The 130 members of 6th Infantry Battalion based at Dun Ui Neill, Cavan will join the rest of the Battalion in Athlone.
The Reserve Defence Forces in Castlebar is also closing. This will affect 15 members of the Permanent Defence Forces - it is not yet clear where they will be relocated.
The overall strength of the Defence Forces has been reduced in recent decades, partly due to the peace dividend from the Northern Ireland peace process.
At the height of the Troubles in 1981 there were over 15,000 serving troops. That figure declined gradually to 10,500 in 2000. Now there are about 9,500 - the lowest since 1972.

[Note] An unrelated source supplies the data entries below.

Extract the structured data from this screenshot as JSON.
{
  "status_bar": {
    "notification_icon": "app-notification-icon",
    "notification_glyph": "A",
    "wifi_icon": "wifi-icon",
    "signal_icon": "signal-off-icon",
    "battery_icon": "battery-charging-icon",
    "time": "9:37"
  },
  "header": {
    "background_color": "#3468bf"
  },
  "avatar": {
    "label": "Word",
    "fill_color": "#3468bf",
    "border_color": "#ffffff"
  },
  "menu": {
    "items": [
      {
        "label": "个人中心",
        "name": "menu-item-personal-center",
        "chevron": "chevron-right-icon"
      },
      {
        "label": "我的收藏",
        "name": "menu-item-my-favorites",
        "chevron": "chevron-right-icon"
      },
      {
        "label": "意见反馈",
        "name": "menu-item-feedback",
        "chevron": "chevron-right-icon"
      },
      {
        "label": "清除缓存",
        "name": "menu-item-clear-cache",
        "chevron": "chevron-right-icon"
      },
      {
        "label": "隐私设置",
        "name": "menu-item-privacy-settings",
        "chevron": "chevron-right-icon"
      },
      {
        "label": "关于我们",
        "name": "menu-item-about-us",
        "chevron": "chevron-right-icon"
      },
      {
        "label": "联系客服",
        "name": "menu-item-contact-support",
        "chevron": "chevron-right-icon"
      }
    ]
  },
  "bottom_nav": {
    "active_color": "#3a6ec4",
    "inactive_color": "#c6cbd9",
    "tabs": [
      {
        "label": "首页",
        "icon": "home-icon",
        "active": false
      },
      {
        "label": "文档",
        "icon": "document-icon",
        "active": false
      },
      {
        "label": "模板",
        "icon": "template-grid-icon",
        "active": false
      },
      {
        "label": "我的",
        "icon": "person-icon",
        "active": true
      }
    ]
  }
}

There will be 14 permanently occupied military posts when the above closures go ahead.
Three of them are in Dublin - Rathmines, Blackhorse Avenue and St Bricin's Hospital.
The other installations are on the Curragh, Kilkenny, Cork, Athlone, Galway, Limerick, Dundalk, Gormanston (Meath), Finner (Donegal), Haulboline (Cork) and Baldonnell (Co Dublin).
Ten barracks have already shut down.
In 1998 the closures were announced of posts in Naas, Kildare town, Fermoy, Clancy Dublin, Ballincollig and Castleblaney.
Nearly three years ago four more barracks were closed - Donegal (both Rockhill Letterkenny and Lifford), Longford and Monaghan. St Bricin's Hospital in Dublin was to have closed but it remains open.
Dublin has seen three barracks close in recent decades - Clancy, Collins and Griffith.
Defence Forces Headquarters has partially decentralised to Newbridge.
There had been speculation that Cathal Brugha in Rathmines would also close, leaving just one - McKee Bks - open. But the Rathmines barracks escaped the axe.
Proceeds of sale of barracks have gone into the re-equipment and modernisation of remaining Army buildings.
The Defence Forces are now said to be more streamlined and efficient.